State Assemblyman John Wisniewski (D-Middlesex), the panel’s co-chair, told the Ledger that he believed it is too soon to widen the scope of the investigation.
"Clearly she raises serious allegations," Wisniewski said. "There are a lot of facts swirling about in terms of who said what when. The first order of business for this committee is to follow the information we have to date, which is somebody in the governor’s office abusing power, and we see an attempt to cover up that abuse of power.”
Still, he said it would be “premature” to immediately begin looking into Zimmer’s claims.
"We’ll follow the trail wherever it leads," he said, "but we’re not going to switch gears now and start following another investigation."
Meanwhile, the U.S. Attorney’s office, whom Zimmer said she met with on Sunday, has not yet said whether it will investigate her claims. They generally do not confirm or deny investigations. Prosecutors are already looking into the lane closures.
As for Zimmer, she recently widened her allegations against Lt. Gov Kim Guadagno and Dept. of Community Affairs commissioner Richard Constable, the Christie officials whom she alleged strong-armed her on the development deal, to include Marc Ferzan, the state’s “Storm Czar” who is handling the awarding of Sandy funds as head of the Hazard Mitigation Grant Program.
On Monday night, Zimmer told CNN that Ferzan put pressure on her regarding the development deal at a meeting last month.

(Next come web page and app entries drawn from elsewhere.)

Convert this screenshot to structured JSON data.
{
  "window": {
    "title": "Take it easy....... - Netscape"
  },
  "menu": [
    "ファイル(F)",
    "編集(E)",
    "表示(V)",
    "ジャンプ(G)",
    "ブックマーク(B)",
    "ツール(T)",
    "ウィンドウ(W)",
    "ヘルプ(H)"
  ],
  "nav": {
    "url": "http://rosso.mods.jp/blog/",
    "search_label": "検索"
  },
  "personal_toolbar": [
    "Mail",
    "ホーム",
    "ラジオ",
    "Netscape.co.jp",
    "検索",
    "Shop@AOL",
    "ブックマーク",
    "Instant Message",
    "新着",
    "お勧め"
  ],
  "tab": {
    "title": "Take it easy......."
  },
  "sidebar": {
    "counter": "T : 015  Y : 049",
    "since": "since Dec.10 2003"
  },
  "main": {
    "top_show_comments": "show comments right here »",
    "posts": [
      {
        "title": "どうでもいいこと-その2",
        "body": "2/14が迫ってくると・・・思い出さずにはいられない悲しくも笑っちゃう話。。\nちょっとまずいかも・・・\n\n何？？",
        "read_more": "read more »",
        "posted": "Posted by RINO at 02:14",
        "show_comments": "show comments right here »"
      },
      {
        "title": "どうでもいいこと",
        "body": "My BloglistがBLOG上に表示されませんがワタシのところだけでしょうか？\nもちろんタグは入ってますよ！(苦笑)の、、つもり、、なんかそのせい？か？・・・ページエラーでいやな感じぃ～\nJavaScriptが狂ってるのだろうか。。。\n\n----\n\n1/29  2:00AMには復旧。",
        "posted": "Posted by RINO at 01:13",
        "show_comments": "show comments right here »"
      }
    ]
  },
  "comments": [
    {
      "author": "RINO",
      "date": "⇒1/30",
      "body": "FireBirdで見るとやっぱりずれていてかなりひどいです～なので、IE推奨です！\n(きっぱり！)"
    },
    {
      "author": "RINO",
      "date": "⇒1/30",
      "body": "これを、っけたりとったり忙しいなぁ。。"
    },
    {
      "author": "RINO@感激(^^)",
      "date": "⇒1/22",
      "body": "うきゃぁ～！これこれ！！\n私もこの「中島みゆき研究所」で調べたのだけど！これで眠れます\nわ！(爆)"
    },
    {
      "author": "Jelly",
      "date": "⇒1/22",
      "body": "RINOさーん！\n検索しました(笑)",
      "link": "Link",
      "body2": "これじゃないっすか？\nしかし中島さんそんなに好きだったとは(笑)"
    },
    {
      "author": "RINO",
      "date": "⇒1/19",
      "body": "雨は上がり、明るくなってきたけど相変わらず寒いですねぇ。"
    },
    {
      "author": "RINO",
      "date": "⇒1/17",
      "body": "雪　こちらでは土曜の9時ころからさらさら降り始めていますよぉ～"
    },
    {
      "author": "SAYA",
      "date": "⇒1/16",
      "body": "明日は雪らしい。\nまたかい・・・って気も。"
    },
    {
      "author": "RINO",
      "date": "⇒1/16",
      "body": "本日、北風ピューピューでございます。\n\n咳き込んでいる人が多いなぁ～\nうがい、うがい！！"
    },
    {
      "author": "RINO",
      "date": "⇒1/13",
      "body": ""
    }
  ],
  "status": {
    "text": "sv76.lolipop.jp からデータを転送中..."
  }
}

The meeting was apparently to discuss what Sandy aid could be made available to Hoboken, but Zimmer said that Ferzan was more curious about her stance on development. Zimmer said that Ferzan told her to “let [her] know how much development [she’s] willing to do.”
In a conference call with reporters on Monday, Ferzan said that Hoboken had received its fair share of Sandy aid, but did not address Zimmer’s allegations (it’s unclear if the conference call was prior to Zimmer’s appearance on CNN). A call for comment on Zimmer’s allegations was not returned. – Dean DeChiaro